Data analysis and interpretation
Data analysis and interpretation is the process of assigning meaning to the collected information and determining the conclusions, significance, and implications of the findings. The steps involved in data analysis are a function of the type of information collected, however, returning to the purpose of the assessment and the assessment questions will provide a structure for the organization of the data and a focus for the analysis.
The analysis of NUMERICAL (QUANTITATIVE) DATA is represented in mathematical terms. The most common statistical terms include:
- Mean – The mean score represents a numerical average for a set of responses.
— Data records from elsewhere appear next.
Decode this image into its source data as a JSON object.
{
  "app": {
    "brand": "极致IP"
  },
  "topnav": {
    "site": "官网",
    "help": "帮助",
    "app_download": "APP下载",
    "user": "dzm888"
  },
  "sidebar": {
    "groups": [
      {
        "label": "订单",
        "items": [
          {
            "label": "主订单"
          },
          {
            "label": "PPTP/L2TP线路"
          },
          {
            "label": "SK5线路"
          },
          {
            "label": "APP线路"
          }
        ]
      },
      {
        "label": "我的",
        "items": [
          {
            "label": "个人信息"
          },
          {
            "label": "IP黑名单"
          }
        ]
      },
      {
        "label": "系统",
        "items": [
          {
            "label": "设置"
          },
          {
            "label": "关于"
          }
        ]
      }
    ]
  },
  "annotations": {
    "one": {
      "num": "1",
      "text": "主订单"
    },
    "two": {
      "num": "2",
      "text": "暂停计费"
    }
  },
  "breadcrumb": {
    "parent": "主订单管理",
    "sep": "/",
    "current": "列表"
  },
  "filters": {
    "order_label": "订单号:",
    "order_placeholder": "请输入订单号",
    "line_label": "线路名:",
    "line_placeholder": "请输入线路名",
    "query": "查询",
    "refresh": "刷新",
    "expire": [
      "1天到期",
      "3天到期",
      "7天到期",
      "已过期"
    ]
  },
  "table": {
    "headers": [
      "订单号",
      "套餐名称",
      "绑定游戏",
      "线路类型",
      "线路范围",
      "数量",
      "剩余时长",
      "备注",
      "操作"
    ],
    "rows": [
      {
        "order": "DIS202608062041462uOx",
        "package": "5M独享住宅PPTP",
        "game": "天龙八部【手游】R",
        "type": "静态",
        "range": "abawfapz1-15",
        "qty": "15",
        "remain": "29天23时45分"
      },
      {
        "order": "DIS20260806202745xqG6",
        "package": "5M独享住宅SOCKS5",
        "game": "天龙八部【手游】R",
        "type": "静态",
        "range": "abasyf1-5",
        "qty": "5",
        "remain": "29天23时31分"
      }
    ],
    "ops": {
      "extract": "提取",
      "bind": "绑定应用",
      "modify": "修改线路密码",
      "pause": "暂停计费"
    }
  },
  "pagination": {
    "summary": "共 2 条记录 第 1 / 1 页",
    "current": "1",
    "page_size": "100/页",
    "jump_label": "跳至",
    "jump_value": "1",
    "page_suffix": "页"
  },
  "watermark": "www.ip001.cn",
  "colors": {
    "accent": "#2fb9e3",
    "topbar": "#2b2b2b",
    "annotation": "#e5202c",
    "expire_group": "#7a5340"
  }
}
- Standard deviation – The standard deviation represents the distribution of the responses around the mean. It indicates the degree of consistency among the responses. The standard deviation, in conjunction with the mean, provides a better understanding of the data. For example, if the mean is 3.3 with a standard deviation (StD) of 0.4, then two-thirds of the responses lie between 2.9 (3.3 – 0.4) and 3.7 (3.3 + 0.4).
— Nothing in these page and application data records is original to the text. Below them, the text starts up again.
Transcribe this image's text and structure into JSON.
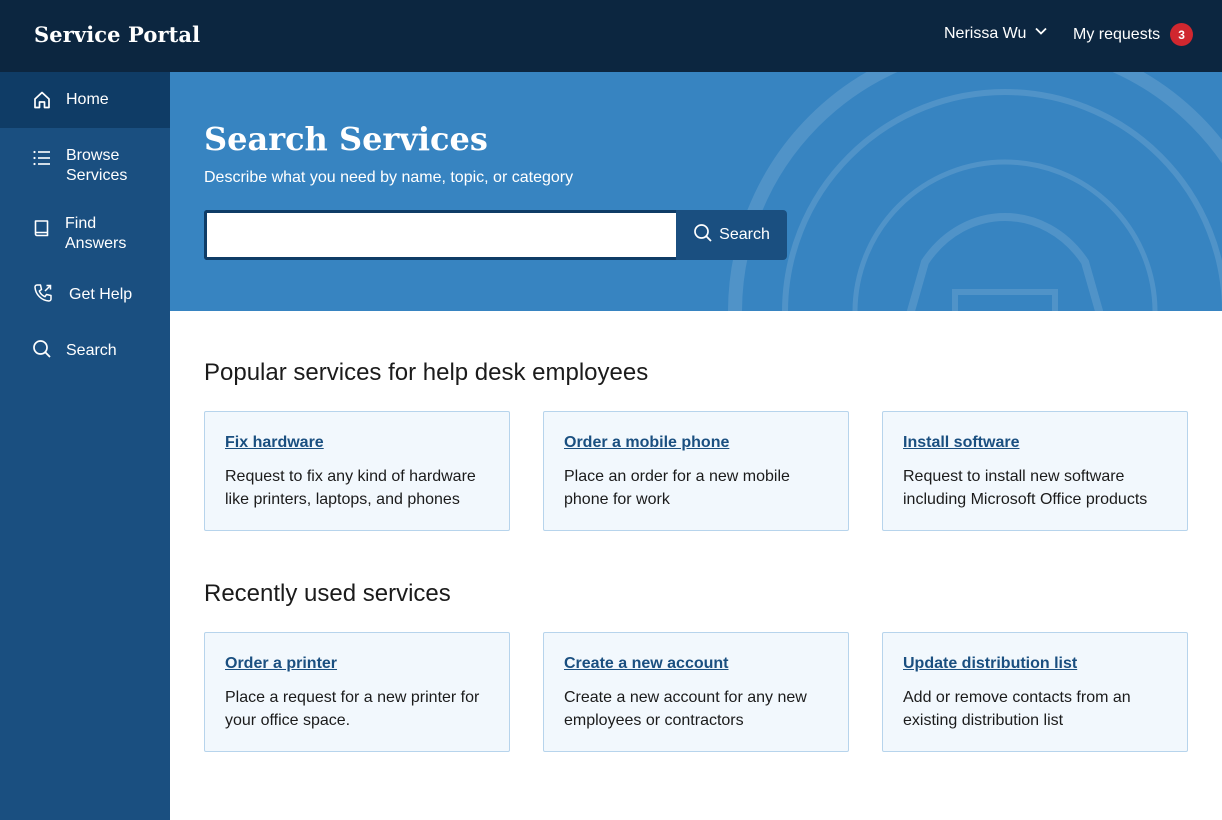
{
  "header": {
    "brand": "Service Portal",
    "user_name": "Nerissa Wu",
    "requests_label": "My requests",
    "requests_count": "3"
  },
  "sidebar": {
    "items": [
      {
        "label": "Home",
        "icon": "home-icon",
        "active": true
      },
      {
        "label": "Browse Services",
        "icon": "list-icon"
      },
      {
        "label": "Find Answers",
        "icon": "book-icon"
      },
      {
        "label": "Get Help",
        "icon": "phone-icon"
      },
      {
        "label": "Search",
        "icon": "search-icon"
      }
    ]
  },
  "hero": {
    "title": "Search Services",
    "subtitle": "Describe what you need by name, topic, or category",
    "search_value": "",
    "search_button": "Search"
  },
  "popular": {
    "title": "Popular services for help desk employees",
    "cards": [
      {
        "title": "Fix hardware",
        "desc": "Request to fix any kind of hardware like printers, laptops, and phones"
      },
      {
        "title": "Order a mobile phone",
        "desc": "Place an order for a new mobile phone for work"
      },
      {
        "title": "Install software",
        "desc": "Request to install new software including Microsoft Office products"
      }
    ]
  },
  "recent": {
    "title": "Recently used services",
    "cards": [
      {
        "title": "Order a printer",
        "desc": "Place a request for a new printer for your office space."
      },
      {
        "title": "Create a new account",
        "desc": "Create a new account for any new employees or contractors"
      },
      {
        "title": "Update distribution list",
        "desc": "Add or remove contacts from an existing distribution list"
      }
    ]
  },
  "colors": {
    "topbar": "#0c2640",
    "sidebar": "#1a4f80",
    "sidebar_active": "#0f3c66",
    "hero": "#3784c1",
    "badge": "#d0272f",
    "link": "#1a4f80"
  }
}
- Frequency distribution – Frequency distribution indicates the frequency of each response. For example, if respondents answer a question using an agree/disagree scale, the percentage of respondents who selected each response on the scale would be indicated. The frequency distribution provides additional information beyond the mean, since it allows for examining the level of consensus among the data.
Higher levels of statistical analysis (e.g., t-test, factor analysis, regression, ANOVA) can be conducted on the data, but these are not frequently used in most program/project assessments.
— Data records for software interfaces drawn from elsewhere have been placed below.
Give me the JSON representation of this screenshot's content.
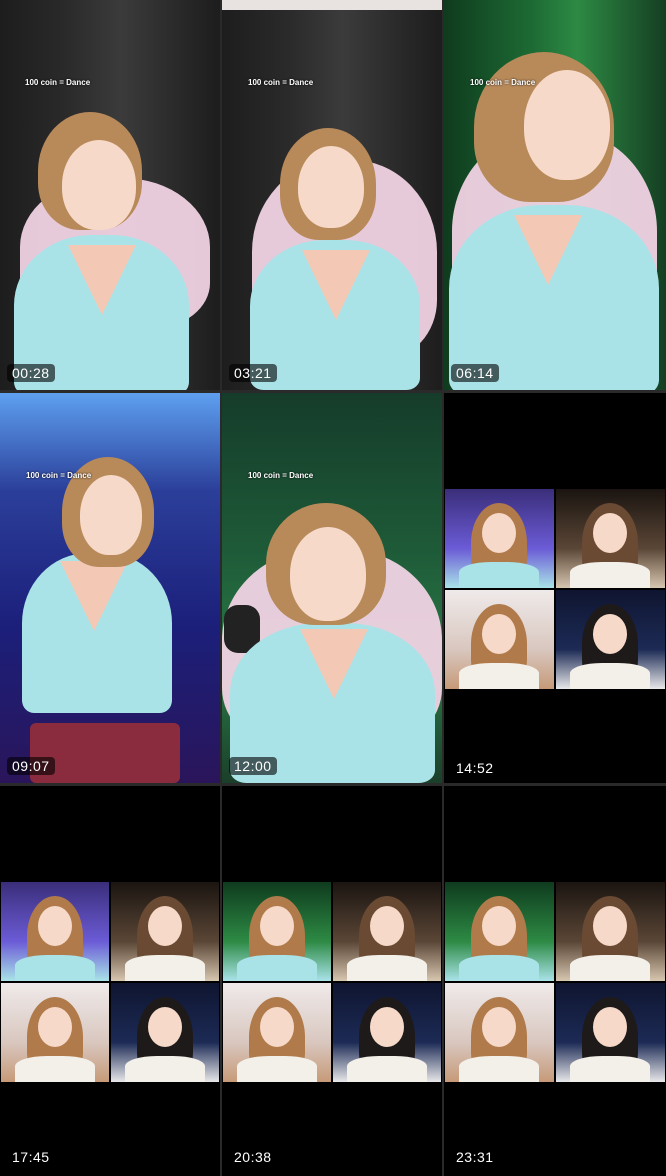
{
  "overlay_caption": "100 coin = Dance",
  "tiles": [
    {
      "time": "00:28"
    },
    {
      "time": "03:21"
    },
    {
      "time": "06:14"
    },
    {
      "time": "09:07"
    },
    {
      "time": "12:00"
    },
    {
      "time": "14:52"
    },
    {
      "time": "17:45"
    },
    {
      "time": "20:38"
    },
    {
      "time": "23:31"
    }
  ]
}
The analysis of NARRATIVE (QUALITATIVE) DATA is conducted by organizing the data into common themes or categories. It is often more difficult to interpret narrative data since it lacks the built-in structure found in numerical data. Initially, the narrative data appears to be a collection of random, unconnected statements. The assessment purpose and questions can help direct the focus of the data organization. The following strategies may also be helpful when analyzing narrative data.
Focus groups and Interviews:
- Read and organize the data from each question separately. This approach permits focusing on one question at a time (e.g., experiences with tutoring services, characteristics of tutor, student responsibility in the tutoring process).
- Group the comments by themes, topics, or categories. This approach allows for focusing on one area at a time (e.g., characteristics of tutor – level of preparation, knowledge of content area, availability).
Showing the single result